Hoquiam Police Arrest High-Speed Suspect

HOQUIAM, Wash. – A 53 year old Grays Harbor man is in custody after two Hoquiam Patrol cars were used to block his vehicle in yesterday. The Aberdeen resident was known to officers and had eluded police in May, when a high speed pursuit was called off by Hoquiam police due to dangerous driving on East Hoquiam roads, and speeds of around 90 miles per hour.

When A Hoquiam police officer located the man yesterday afternoon in the 2600 block of Bay Avenue, he called for backup, but saw the suspect walking towards a 1986 Honda CRX, so he attempted to pin the vehicle before it could leave.

The suspect drove back and forth and was able to break free just as the second officer arrived and successfully executed a PIT maneuver, causing the fleeing vehicle to spin out.

After still attempting to start his vehicle and flee, the driver had to be forcibly removed and was taken into custody on multiple felony warrants, Felony Eluding for yesterday’s attempt, and one warrant stemming from the previous eluding in May The man was booked into the Grays Harbor County Jail.

Aberdeen High School Takes 15 Medals From SkillsUSA State Conference

State Champions are;

Jacob Benner – Residential Wiring
Karmen Ayres – Extemporaneous Speaking
Ryan Hendrickson – Refrigeration
Tyler Shelton – Audio Production
Samantha Tomlin – Audio Production

Silver Medalists;

Meljay Tucker – Job Demonstration Open
Katie Grimnes – Residential Wiring
Zack Smith – Refrigeration
Jacob Prater – Audio Production
Sierra Fenn – Audio Production

Bronze Medalists;

Marty Torres – State Pin Design
Dakota Madtson – Residential Wiring
Joe Moore – Refrigeration
Ben Herry – Audio Production
Jenna Prater – Audio Production

Other Awards;
Aberdeen High School – Largest Chapter in the Olympic Region
Aberdeen High School – 100% Participation Award
Jacob Benner – $2000 Scholarship to JM Perry Tech
Tyler Shelton – $5000 Scholarship to Boston University
Samantha Tomlin – $5000 Scholarship to Boston University

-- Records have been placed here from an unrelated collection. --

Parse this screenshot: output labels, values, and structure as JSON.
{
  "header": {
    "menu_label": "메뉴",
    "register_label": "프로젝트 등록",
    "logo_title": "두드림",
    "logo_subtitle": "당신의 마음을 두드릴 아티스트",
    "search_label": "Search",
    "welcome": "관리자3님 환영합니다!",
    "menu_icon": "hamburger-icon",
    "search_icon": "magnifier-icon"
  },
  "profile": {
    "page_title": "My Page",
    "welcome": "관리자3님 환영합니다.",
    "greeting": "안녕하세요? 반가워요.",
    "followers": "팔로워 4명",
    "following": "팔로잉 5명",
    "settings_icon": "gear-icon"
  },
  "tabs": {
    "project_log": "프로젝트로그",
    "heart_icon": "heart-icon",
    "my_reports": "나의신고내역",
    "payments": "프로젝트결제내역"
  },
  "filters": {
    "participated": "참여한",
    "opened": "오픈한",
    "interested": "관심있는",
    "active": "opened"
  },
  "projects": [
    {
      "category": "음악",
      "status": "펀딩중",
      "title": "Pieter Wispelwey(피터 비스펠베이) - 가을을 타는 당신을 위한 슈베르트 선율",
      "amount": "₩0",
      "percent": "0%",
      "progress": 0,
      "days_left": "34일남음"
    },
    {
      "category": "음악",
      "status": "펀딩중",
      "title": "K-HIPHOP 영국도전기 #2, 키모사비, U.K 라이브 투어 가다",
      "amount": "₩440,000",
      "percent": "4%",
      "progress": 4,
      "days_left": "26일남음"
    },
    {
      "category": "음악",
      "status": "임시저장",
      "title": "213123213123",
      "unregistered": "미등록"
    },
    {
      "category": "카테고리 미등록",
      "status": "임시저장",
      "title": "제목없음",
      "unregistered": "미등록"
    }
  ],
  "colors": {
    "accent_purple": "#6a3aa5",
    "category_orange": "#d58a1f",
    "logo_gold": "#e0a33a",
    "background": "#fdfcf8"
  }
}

Other students who attended and competed at the state conference are;

Ariel Murphie – Photography
Ashley Robbins – Photography
Kisa Mullikin – Photography
Isaiah Napier – Residential Wiring
Jordan Christensen – Residential Wiring
Michael Vanairsdale – Residential Wiring
Christian Herr – Residential Wiring
Nick Nelson – Residential Wiring

The Aberdeen High School Chapter of SkillsUSA will be hosting a Cowboy Bar-B-Que Wednesday May 19th in the commons at Aberdeen High School from 6PM to 8PM. Tickets are $10 and can be purchased from any SkillsUSA member. The Aberdeen Chapter of SkillsUSA will be trying to raise $10,000 to send six students and two advisors to the national conference in Kansas City MO. If you are interested in helping to make this goal a reality, please send any donations to; Aberdeen High School attn: SkillsUSA National Fund, 410 North “G” Street Aberdeen WA 98550.